■ TO DO: Gather each line of the entries below that includes "value".

■ DATA RECORDS:
● ● ● ● ●
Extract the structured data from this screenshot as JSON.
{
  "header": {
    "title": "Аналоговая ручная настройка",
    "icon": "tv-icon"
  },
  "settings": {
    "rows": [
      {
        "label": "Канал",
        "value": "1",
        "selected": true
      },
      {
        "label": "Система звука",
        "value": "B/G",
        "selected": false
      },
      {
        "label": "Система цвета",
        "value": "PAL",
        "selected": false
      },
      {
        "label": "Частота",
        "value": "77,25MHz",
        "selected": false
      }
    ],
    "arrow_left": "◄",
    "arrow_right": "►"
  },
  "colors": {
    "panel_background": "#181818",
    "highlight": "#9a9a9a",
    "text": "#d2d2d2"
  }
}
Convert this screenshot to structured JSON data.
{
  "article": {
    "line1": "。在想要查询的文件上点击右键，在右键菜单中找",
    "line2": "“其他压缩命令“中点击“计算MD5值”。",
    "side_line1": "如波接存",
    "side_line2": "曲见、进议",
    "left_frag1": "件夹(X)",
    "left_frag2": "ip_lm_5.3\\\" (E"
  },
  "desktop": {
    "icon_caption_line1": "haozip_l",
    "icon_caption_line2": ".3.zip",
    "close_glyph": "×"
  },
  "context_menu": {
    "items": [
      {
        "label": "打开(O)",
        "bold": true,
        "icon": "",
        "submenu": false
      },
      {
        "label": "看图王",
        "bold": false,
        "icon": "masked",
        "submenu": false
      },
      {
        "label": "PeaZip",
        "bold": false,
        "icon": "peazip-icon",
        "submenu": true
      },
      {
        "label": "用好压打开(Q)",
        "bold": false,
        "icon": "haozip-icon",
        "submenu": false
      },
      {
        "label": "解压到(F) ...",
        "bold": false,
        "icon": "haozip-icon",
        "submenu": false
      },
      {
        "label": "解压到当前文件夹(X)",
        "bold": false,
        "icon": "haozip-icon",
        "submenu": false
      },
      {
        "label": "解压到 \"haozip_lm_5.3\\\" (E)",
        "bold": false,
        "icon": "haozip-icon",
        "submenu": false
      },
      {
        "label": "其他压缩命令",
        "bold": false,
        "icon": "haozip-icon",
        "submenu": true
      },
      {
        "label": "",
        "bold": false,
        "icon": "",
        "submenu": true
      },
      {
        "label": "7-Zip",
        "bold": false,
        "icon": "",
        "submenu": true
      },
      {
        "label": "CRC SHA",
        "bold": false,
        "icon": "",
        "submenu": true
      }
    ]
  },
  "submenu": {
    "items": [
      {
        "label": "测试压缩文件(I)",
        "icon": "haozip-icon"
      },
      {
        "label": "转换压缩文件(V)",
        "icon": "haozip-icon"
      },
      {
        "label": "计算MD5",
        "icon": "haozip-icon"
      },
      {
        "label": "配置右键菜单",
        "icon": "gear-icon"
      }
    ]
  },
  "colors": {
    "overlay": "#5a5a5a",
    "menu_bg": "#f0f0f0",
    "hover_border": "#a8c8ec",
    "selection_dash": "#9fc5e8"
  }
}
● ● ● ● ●
■ EXPECTED OUTPUT:
        "value": "1",
        "value": "B/G",
        "value": "PAL",
        "value": "77,25MHz",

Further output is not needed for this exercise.